Prompt
Where does the word "information" show up in the records? Copy every line that holds it.

Data for processing
+ + + +

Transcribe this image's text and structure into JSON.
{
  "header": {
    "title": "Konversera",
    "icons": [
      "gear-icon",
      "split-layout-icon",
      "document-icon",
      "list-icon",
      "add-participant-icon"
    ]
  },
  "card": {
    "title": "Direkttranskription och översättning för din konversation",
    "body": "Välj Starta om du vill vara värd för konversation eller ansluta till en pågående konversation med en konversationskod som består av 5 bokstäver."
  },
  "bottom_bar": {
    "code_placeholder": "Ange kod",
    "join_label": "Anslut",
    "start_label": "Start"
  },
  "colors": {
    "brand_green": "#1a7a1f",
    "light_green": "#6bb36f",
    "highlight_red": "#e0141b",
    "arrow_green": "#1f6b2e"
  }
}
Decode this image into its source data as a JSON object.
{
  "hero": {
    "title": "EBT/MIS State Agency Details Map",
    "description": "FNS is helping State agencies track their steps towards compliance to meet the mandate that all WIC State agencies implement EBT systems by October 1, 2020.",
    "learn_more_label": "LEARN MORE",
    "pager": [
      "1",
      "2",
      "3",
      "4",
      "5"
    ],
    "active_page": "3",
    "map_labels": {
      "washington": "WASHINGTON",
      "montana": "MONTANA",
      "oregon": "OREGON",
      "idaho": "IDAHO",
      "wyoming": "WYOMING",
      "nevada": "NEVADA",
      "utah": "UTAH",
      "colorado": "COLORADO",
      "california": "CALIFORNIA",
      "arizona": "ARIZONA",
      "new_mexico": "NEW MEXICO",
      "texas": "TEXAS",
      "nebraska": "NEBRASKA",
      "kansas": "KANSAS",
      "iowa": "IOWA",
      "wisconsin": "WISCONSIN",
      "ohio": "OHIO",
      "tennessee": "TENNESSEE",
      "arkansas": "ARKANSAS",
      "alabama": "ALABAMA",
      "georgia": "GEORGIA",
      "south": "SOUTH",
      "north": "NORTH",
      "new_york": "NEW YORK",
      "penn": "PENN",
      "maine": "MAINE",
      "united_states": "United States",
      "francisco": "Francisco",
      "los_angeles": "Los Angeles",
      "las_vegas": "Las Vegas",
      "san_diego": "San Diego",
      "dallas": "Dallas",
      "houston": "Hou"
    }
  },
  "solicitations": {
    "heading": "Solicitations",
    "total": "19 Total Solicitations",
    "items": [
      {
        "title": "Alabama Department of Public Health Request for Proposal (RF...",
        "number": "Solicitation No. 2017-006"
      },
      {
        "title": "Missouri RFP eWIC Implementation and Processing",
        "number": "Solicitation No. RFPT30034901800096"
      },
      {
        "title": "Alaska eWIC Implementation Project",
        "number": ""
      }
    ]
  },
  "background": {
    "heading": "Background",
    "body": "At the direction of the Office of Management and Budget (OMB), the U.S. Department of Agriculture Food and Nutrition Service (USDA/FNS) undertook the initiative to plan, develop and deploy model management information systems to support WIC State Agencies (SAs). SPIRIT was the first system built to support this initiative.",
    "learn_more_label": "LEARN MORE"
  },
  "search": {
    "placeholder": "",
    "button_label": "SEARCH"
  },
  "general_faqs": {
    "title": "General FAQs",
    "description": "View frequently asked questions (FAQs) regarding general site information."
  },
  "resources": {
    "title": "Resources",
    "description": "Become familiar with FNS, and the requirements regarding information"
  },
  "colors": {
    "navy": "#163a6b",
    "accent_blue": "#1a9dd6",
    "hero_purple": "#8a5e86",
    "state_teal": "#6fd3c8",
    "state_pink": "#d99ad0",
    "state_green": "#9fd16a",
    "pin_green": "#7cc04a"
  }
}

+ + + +

Finished exercise
    "body": "At the direction of the Office of Management and Budget (OMB), the U.S. Department of Agriculture Food and Nutrition Service (USDA/FNS) undertook the initiative to plan, develop and deploy model management information systems to support WIC State Agencies (SAs). SPIRIT was the first system built to support this initiative.",
    "description": "View frequently asked questions (FAQs) regarding general site information."
    "description": "Become familiar with FNS, and the requirements regarding information"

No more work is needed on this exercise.